Monopoly Broth Makes Bad Soup

14 Pages Posted: 19 Sep 2009 Last revised: 8 Oct 2009

See all articles by Daniel A. Crane

Daniel A. Crane

University of Michigan Law School

Date Written: September 17, 2009


There is an oft-repeated maxim that a monopolist’s conduct must be examined in its totality since it is “the mix of various ingredients... in a monopoly broth that produces the unsavory flavor.” This maxim is subject to use and abuse. In this symposium essay, I propose three principles for a correct normative understanding of the “monopoly broth” maxim. First, independently lawful conduct - such as above-cost pricing, refusals to deal, or functionality-enhancing product innovations - should never be added to a “broth” to create liability. Second, where the legality of certain conduct - particularly exclusive dealing, tying, and similar conduct - turns on the degree of market foreclosure, aggregating the defendant’s various exclusive-dealing-like practices is necessary to determine legality. Finally, where the defendant commits independently unlawful acts “such as torts, crimes, breaches of contract, or regulatory violations” that purportedly serve to monopolize the market, the conduct should only be combined in a “broth” for litigation purposes if the plaintiff offers a robust explanation of the synergistic effects of the disparate forms of bad behavior.

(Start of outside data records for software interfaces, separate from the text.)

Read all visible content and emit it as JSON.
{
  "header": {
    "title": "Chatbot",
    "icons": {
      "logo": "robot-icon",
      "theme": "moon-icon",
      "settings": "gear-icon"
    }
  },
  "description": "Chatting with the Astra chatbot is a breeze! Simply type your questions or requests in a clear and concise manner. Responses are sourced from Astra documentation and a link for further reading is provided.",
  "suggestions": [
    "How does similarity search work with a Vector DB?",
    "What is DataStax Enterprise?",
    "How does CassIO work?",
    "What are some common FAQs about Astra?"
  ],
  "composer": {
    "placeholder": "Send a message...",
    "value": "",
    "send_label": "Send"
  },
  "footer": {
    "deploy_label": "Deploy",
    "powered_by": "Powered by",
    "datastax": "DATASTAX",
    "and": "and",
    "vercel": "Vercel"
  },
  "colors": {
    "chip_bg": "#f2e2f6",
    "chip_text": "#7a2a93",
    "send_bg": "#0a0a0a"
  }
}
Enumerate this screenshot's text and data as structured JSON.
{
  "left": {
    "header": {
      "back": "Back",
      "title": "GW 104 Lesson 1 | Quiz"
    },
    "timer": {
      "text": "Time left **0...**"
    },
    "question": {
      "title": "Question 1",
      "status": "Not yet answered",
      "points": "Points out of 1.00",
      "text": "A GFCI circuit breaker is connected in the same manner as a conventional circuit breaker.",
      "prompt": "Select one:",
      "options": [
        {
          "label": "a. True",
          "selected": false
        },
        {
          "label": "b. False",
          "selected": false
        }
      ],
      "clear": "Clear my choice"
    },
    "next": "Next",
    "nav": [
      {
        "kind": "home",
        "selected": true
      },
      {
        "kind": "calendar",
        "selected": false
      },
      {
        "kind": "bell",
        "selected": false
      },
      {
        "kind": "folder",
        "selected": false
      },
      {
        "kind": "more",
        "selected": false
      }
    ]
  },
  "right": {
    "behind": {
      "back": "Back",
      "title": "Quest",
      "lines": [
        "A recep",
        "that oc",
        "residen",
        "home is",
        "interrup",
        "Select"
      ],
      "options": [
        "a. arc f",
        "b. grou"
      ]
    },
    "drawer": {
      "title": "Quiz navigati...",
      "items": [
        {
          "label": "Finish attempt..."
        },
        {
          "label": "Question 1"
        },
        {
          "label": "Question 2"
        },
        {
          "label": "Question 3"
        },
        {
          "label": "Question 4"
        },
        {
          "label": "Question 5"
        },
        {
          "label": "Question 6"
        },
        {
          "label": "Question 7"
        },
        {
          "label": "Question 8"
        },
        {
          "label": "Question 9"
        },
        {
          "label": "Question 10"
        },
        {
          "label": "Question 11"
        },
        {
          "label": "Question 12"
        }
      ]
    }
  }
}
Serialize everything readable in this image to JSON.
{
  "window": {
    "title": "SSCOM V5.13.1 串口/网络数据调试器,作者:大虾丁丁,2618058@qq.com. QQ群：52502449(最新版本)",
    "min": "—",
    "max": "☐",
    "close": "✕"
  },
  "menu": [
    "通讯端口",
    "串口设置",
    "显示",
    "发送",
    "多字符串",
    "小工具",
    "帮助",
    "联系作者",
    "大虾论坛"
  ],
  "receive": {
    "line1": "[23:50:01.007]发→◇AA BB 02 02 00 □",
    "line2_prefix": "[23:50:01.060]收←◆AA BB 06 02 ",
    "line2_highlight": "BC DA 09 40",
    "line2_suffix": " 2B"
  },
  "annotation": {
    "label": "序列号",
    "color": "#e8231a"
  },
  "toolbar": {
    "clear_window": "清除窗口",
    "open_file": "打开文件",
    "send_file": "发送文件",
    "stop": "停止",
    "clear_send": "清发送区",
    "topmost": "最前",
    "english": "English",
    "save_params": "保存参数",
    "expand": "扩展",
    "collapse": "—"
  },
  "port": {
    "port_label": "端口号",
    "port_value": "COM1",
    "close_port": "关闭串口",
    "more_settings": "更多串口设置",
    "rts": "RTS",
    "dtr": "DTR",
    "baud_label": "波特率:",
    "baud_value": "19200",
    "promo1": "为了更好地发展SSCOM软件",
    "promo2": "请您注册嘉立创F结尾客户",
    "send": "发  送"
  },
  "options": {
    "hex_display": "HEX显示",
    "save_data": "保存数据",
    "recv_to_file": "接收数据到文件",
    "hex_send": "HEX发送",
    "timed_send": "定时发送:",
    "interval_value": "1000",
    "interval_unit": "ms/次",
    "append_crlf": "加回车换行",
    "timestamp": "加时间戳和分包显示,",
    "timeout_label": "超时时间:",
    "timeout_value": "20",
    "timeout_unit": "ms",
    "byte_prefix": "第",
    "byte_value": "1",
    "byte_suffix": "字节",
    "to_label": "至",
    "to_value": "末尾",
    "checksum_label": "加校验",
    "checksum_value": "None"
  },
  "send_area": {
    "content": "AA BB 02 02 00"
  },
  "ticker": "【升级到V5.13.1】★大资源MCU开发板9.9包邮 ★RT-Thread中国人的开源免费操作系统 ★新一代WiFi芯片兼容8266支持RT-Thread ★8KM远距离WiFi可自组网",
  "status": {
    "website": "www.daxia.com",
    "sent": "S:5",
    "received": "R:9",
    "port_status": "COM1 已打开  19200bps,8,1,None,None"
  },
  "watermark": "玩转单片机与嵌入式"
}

Keywords: monopoly broth

JEL Classification: K21

Suggested Citation

Crane, Daniel A., Monopoly Broth Makes Bad Soup (September 17, 2009). Antitrust Law Journal, Forthcoming, University of Michigan Public Law Working Paper No. 163, U of Michigan Law & Economics, Olin Working Paper No. 09-020, Available at SSRN:

Daniel A. Crane (Contact Author)

University of Michigan Law School ( email )

625 South State Street
Ann Arbor, MI 48109-1215
United States
734-615-2622 (Phone)

Do you have a job opening that you would like to promote on SSRN?

Paper statistics

Abstract Views
PlumX Metrics